The 37-mile roadway now stretches across Fairfield County from the town of Greenwich to the Housatonic River in the town of Stratford. The stately, neatly landscaped parkway connects the Hutchinson River Parkway at the New York state line with the Wilbur Cross Parkway at Stratford. Together, the Merritt and Wilbur Cross Parkways form part of Route 15 in Connecticut.

In 1991, the parkway was listed on the National Register of Historic Places, a statement of its role as a nationally recognized cultural resource as well as a valued part of Connecticut's heritage. It is also a critical transportation facility for the southwestern part of the state. In early 1992, the parkway was designated as a State Scenic Road, further highlighting its importance to Connecticut's character. Six decades since its creation, millions of motorists from all over the nation still enjoy the scenic beauty of the parkway, especially its brilliant spring displays and rich autumn foliage.

Qualities of Merritt Parkway

The bridges of the Merritt Parkway make it unique, but the landscaping plays another important role for the parkway. The green trees and lawns that surround the parkway in the warmer months of the year are missed in the winter. Each fall, the landscaping reveals its more colorful side, and the Merritt Parkway becomes one of the most popular byways in the country. The landscaping on the parkway avoids being urbanesque by appearing to be the rolling hills of a New England wood.

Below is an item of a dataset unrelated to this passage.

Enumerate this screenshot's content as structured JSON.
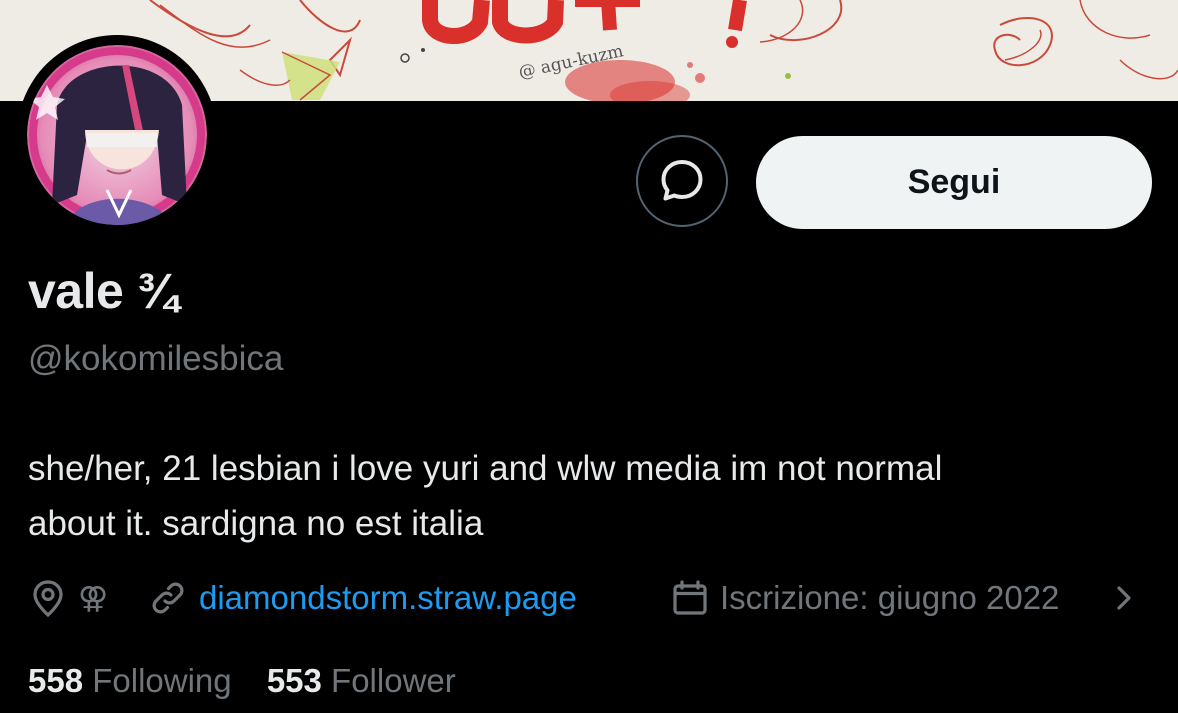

Over the years, the placement of trees along the parkway has been carefully considered and maintained. When Merritt Parkway was first constructed, landscape architect Weld Thayer Chase selected the exact location for each major new tree. It was the vision of landscape artist Earl Wood to rely on native plant species rather than introduce exotic ones.

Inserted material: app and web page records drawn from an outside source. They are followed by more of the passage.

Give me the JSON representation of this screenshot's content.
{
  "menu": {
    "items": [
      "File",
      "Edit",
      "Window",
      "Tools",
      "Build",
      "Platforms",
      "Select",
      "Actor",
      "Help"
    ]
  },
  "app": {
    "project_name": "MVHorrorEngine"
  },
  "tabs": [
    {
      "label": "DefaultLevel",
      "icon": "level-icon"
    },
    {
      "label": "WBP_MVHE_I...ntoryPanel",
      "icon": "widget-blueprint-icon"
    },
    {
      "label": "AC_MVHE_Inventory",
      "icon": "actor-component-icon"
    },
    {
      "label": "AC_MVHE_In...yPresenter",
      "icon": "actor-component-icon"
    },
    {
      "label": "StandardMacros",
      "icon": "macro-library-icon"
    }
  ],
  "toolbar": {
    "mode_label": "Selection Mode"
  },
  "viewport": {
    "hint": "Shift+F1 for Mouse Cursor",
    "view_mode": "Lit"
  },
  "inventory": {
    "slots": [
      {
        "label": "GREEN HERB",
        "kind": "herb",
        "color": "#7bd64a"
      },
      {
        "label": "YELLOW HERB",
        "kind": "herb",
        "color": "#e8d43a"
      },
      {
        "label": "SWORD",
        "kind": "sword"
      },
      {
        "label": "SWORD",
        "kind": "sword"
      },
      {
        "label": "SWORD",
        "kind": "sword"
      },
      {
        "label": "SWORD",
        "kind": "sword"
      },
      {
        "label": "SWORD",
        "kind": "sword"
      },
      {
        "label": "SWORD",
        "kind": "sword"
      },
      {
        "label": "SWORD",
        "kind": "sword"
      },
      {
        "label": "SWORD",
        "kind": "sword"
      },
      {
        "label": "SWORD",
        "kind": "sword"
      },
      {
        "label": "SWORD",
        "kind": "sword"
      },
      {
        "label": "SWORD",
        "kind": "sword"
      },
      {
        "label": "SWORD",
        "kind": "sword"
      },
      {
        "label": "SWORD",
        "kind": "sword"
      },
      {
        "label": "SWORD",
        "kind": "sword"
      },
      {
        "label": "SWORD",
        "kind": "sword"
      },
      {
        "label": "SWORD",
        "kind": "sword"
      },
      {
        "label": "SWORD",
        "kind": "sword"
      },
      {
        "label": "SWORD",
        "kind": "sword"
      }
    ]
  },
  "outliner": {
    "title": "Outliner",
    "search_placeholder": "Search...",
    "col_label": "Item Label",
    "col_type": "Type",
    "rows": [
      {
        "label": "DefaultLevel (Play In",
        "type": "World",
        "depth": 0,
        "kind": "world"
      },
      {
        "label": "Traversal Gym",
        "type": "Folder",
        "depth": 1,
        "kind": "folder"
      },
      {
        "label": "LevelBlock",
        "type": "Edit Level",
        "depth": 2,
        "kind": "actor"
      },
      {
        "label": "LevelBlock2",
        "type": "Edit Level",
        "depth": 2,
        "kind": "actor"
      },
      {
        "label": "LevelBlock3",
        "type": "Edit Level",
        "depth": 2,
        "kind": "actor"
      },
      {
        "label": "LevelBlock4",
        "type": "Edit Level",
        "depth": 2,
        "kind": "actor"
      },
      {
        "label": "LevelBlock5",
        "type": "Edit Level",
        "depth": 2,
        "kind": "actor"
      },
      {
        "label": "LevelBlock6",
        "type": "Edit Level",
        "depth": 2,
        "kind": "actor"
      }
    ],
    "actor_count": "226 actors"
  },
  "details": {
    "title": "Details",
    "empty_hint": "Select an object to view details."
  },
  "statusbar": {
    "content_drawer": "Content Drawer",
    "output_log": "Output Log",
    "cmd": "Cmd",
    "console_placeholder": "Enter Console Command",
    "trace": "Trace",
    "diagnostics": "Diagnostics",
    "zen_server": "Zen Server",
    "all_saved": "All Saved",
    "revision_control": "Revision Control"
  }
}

The landscapers talked the parkway engineers into saving many existing trees along the route and transplanting plants scheduled for removal in temporary nurseries to be reused after construction. The rolling hills along the parkway were also carefully landscaped. The jagged outcrops of stone exposed by blasting were covered with pockets of plant materials, and it helped to retain the natural feel of the parkway.

Dealing with Dunkelberger's bridges presented a special challenge, since some planting was needed to help them blend in. Chase solved the problem of revealing the abutments of the bridges by planting low, spreading shrubs as ground cover near the bridges and larger trees in clusters angling back from the abutments. The parkway plants continue to grow and flourish today. Current landscape architects still carefully place new trees along the byway to preserve its natural look. So take a leisurely drive along the Merritt Parkway and enjoy nature as you travel from one city to another.

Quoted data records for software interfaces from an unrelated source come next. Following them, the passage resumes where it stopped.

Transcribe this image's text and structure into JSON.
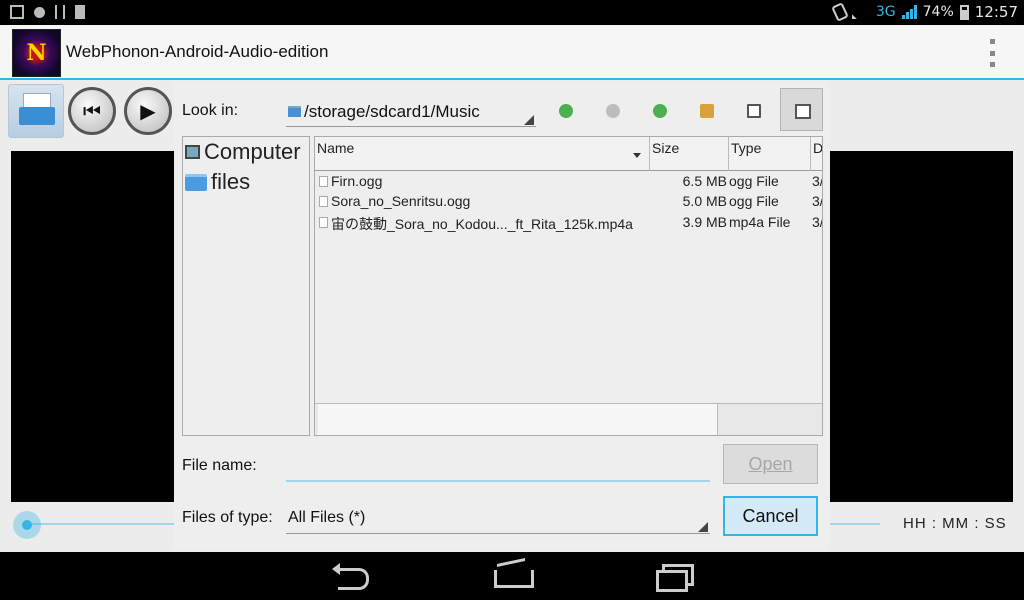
{
  "status_bar": {
    "battery_percent": "74%",
    "time": "12:57",
    "network": "3G",
    "left_icons": [
      "image-notification-icon",
      "bomb-notification-icon",
      "usb-icon",
      "sd-card-icon"
    ],
    "right_icons": [
      "rotation-lock-icon",
      "wifi-icon",
      "signal-icon",
      "battery-icon"
    ]
  },
  "action_bar": {
    "title": "WebPhonon-Android-Audio-edition",
    "logo_letter": "N"
  },
  "player": {
    "open_icon": "open-file-icon",
    "prev_glyph": "⏮",
    "play_glyph": "▶",
    "time_display": "HH : MM : SS",
    "seek_progress": 0
  },
  "dialog": {
    "look_in_label": "Look in:",
    "current_path": "/storage/sdcard1/Music",
    "toolbar_icons": [
      "back-icon",
      "forward-icon",
      "parent-dir-icon",
      "new-folder-icon",
      "list-view-icon",
      "detail-view-icon"
    ],
    "places": [
      {
        "label": "Computer",
        "icon": "computer-icon"
      },
      {
        "label": "files",
        "icon": "folder-icon"
      }
    ],
    "columns": [
      "Name",
      "Size",
      "Type",
      "D"
    ],
    "files": [
      {
        "name": "Firn.ogg",
        "size": "6.5 MB",
        "type": "ogg File",
        "date": "3/"
      },
      {
        "name": "Sora_no_Senritsu.ogg",
        "size": "5.0 MB",
        "type": "ogg File",
        "date": "3/"
      },
      {
        "name": "宙の鼓動_Sora_no_Kodou..._ft_Rita_125k.mp4a",
        "size": "3.9 MB",
        "type": "mp4a File",
        "date": "3/"
      }
    ],
    "file_name_label": "File name:",
    "file_name_value": "",
    "files_of_type_label": "Files of type:",
    "files_of_type_value": "All Files (*)",
    "open_label": "Open",
    "cancel_label": "Cancel"
  },
  "nav_bar": {
    "icons": [
      "back-nav-icon",
      "home-nav-icon",
      "recent-apps-icon"
    ]
  }
}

Qualities of Merritt Parkway

The Merritt Parkway was designed and built as a driver's road. Efficiency and speed took a back seat to the enjoyment of those who would sit in the front seat, especially the driver. Understandably, the primary form of recreation that is available is simply driving the Merritt Parkway.

With an engaging variety of twists and turns, intriguing highway architecture, and lush, native surroundings, the Merritt Parkway has become a popular route for tourists and commuters alike. Due to its popularity, morning and afternoon rush hours are not the most pleasant times to travel the route and should be avoided if possible. At other times, a drive down the Merritt Parkway is a memorable driving experience that anyone can appreciate.

Find more useful information related to Connecticut's Merritt Parkway:

  • Connecticut Scenic Drives: Merritt Parkway is just one of the scenic byways in Connecticut. Check out the others.
  • New Canaan, Trumball: Find out what there is to do in these cities along Merritt Parkway.
  • Scenic Drives: Are you interested in scenic drives beyond Connecticut? Here are more than 100 scenic drives throughout the United States.
  • How to Drive Economically: Fuel economy is a major concern when you're on a driving trip. Learn how to get better gas mileage.